One of the hardest transitions in training is taking the step from feeding, to something tactically more sensible.
I have noticed that this piece is rarely separated as a particular phase of training, there's usually feeding, perhaps multiple feeds (and working techniques off feeds of course)... and sparring, nothing in between.
I've been playing with this interim piece because it seems to make a more efficient segue to pure sparring because if you don't have an understanding of why and when something might work, there can be a tendency to 'trust to luck', and the competitive nature of sparring can make it difficult to keep focus and learn how to see this.
If 2 people are flowing, working on some aspect of the game, it obviously helps in the early stages of any new concept, for one to feed opportunities for their partner to work with. At first, just the very uncertainty of which side and what height a strike is coming from next, is enough to deal with.
After a while this becomes too simple ... so adding layers of uncertainty, through playing with timing and faking is a good next step - the 'when' and the 'what' if you like.
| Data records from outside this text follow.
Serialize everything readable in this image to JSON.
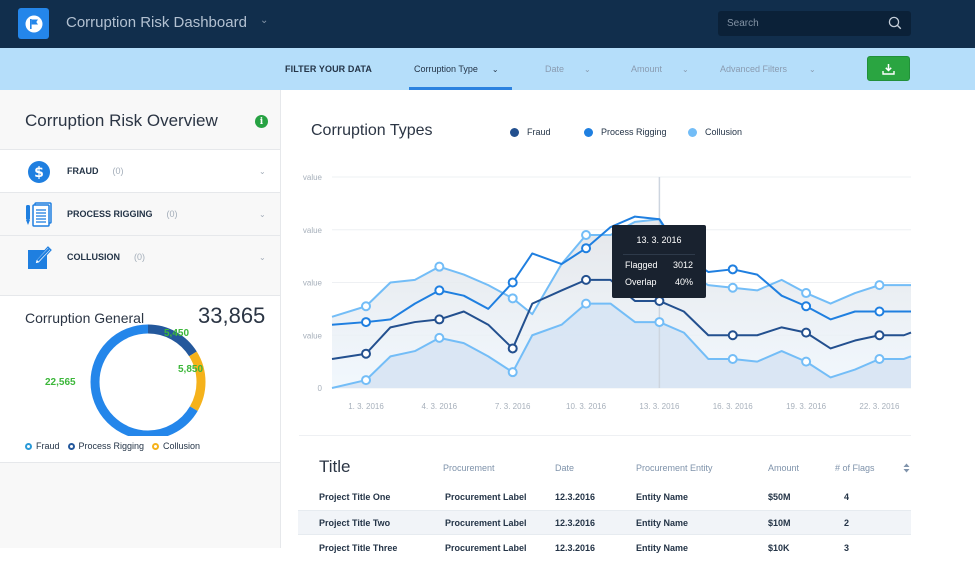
{
  "header": {
    "app_title": "Corruption Risk Dashboard",
    "search_placeholder": "Search"
  },
  "filters": {
    "label": "FILTER YOUR DATA",
    "items": [
      {
        "label": "Corruption Type",
        "active": true
      },
      {
        "label": "Date",
        "active": false
      },
      {
        "label": "Amount",
        "active": false
      },
      {
        "label": "Advanced Filters",
        "active": false
      }
    ],
    "download_icon": "download-icon"
  },
  "sidebar": {
    "title": "Corruption Risk Overview",
    "info_icon": "i",
    "categories": [
      {
        "label": "FRAUD",
        "count": "(0)",
        "icon": "dollar-icon"
      },
      {
        "label": "PROCESS RIGGING",
        "count": "(0)",
        "icon": "documents-pen-icon"
      },
      {
        "label": "COLLUSION",
        "count": "(0)",
        "icon": "edit-pen-icon"
      }
    ],
    "general": {
      "title": "Corruption General",
      "total": "33,865",
      "segments": [
        {
          "name": "Fraud",
          "value": 22565,
          "label": "22,565",
          "color": "#2486ea"
        },
        {
          "name": "Process Rigging",
          "value": 5450,
          "label": "5,450",
          "color": "#24589c"
        },
        {
          "name": "Collusion",
          "value": 5850,
          "label": "5,850",
          "color": "#f5b21b"
        }
      ],
      "legend": [
        {
          "name": "Fraud",
          "color": "#2a9ad8"
        },
        {
          "name": "Process Rigging",
          "color": "#24589c"
        },
        {
          "name": "Collusion",
          "color": "#f5b21b"
        }
      ]
    }
  },
  "chart_data": {
    "type": "line",
    "title": "Corruption Types",
    "legend": [
      {
        "name": "Fraud",
        "color": "#23508f"
      },
      {
        "name": "Process Rigging",
        "color": "#1f7fe0"
      },
      {
        "name": "Collusion",
        "color": "#73bdf7"
      }
    ],
    "y_tick_labels": [
      "0",
      "value",
      "value",
      "value",
      "value"
    ],
    "ylim": [
      0,
      4
    ],
    "x_tick_labels": [
      "1. 3. 2016",
      "4. 3. 2016",
      "7. 3. 2016",
      "10. 3. 2016",
      "13. 3. 2016",
      "16. 3. 2016",
      "19. 3. 2016",
      "22. 3. 2016"
    ],
    "x_tick_days": [
      1,
      4,
      7,
      10,
      13,
      16,
      19,
      22
    ],
    "x_days": [
      -0.4,
      1,
      2,
      3,
      4,
      5,
      6,
      7,
      7.8,
      9,
      10,
      11,
      12,
      13,
      14,
      15,
      16,
      17,
      18,
      19,
      20,
      21,
      22,
      23,
      23.3
    ],
    "series": [
      {
        "name": "Collusion",
        "role": "upper",
        "color": "#73bdf7",
        "values": [
          1.35,
          1.55,
          2.0,
          2.05,
          2.3,
          2.15,
          1.95,
          1.7,
          1.4,
          2.35,
          2.9,
          2.9,
          3.15,
          3.2,
          2.2,
          1.95,
          1.9,
          1.85,
          2.05,
          1.8,
          1.6,
          1.8,
          1.95,
          1.95,
          1.95
        ],
        "markers": [
          1,
          4,
          7,
          10,
          16,
          19,
          22
        ]
      },
      {
        "name": "Process Rigging",
        "role": "main",
        "color": "#1f7fe0",
        "values": [
          1.2,
          1.25,
          1.3,
          1.6,
          1.85,
          1.75,
          1.5,
          2.0,
          2.55,
          2.35,
          2.65,
          3.05,
          3.25,
          3.2,
          2.5,
          2.2,
          2.25,
          2.15,
          1.75,
          1.55,
          1.3,
          1.45,
          1.45,
          1.45,
          1.45
        ],
        "markers": [
          1,
          4,
          7,
          10,
          16,
          19,
          22
        ]
      },
      {
        "name": "Fraud",
        "role": "main",
        "color": "#23508f",
        "values": [
          0.55,
          0.65,
          1.15,
          1.25,
          1.3,
          1.45,
          1.2,
          0.75,
          1.6,
          1.85,
          2.05,
          2.05,
          1.65,
          1.65,
          1.45,
          1.0,
          1.0,
          1.0,
          1.15,
          1.05,
          0.75,
          0.9,
          1.0,
          1.0,
          1.05
        ],
        "markers": [
          1,
          4,
          7,
          10,
          13,
          16,
          19,
          22
        ]
      },
      {
        "name": "Collusion",
        "role": "lower",
        "color": "#73bdf7",
        "values": [
          0.0,
          0.15,
          0.6,
          0.7,
          0.95,
          0.85,
          0.6,
          0.3,
          1.0,
          1.2,
          1.6,
          1.6,
          1.25,
          1.25,
          1.05,
          0.55,
          0.55,
          0.5,
          0.7,
          0.5,
          0.2,
          0.35,
          0.55,
          0.55,
          0.6
        ],
        "markers": [
          1,
          4,
          7,
          10,
          13,
          16,
          19,
          22
        ]
      }
    ],
    "crosshair_day": 13,
    "tooltip": {
      "date": "13. 3. 2016",
      "rows": [
        {
          "label": "Flagged",
          "value": "3012"
        },
        {
          "label": "Overlap",
          "value": "40%"
        }
      ]
    }
  },
  "table": {
    "title": "Title",
    "columns": [
      "Procurement",
      "Date",
      "Procurement Entity",
      "Amount",
      "# of Flags"
    ],
    "rows": [
      {
        "title": "Project Title One",
        "procurement": "Procurement Label",
        "date": "12.3.2016",
        "entity": "Entity Name",
        "amount": "$50M",
        "flags": "4"
      },
      {
        "title": "Project Title Two",
        "procurement": "Procurement Label",
        "date": "12.3.2016",
        "entity": "Entity Name",
        "amount": "$10M",
        "flags": "2"
      },
      {
        "title": "Project Title Three",
        "procurement": "Procurement Label",
        "date": "12.3.2016",
        "entity": "Entity Name",
        "amount": "$10K",
        "flags": "3"
      }
    ]
  }
}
THEN ... and that's where the tricky part comes, the feeder needs to actually start to choose strikes, use the timing and fakes to create opportunities, real openings to actually go for
- NOT going for the side that is easy to defend,
- NOT cutting when the opponent can block easily, and
- ONLY cutting when they think they can reach the target ... thus adding the 'why', along with the 'when' and the 'what'.
That's the tricky transition, but super helpful if worked on consciously.
In effect what has happened is that the feeder is being fed a defensive line to breach. This is how it should be seen, and the better the defense, the harder the attacker will have to work. Even if the defender is a beginner and leaves obvious opportunities, the attacker should start consciously noticing them, both helping their own 'seeing' skills and the defender's. The defender still gets to defend, or practice other concepts ... just the feeder is now feeding more realistic 'questions' to answer.
It seems if there is not a transition at some point in the training to tactically 'sensible' behavior, both parties are at risk of wasting much time practicing entries that will not work, and defenses against things that are not true threats. The clanging and clashing may be fun and interactive, but it's not really helping build dueling skills.
Of course, the ability to lead and tactically choose is not a problem if you are the teacher, but this piece will help two people both learning how to see stuff when they are working together.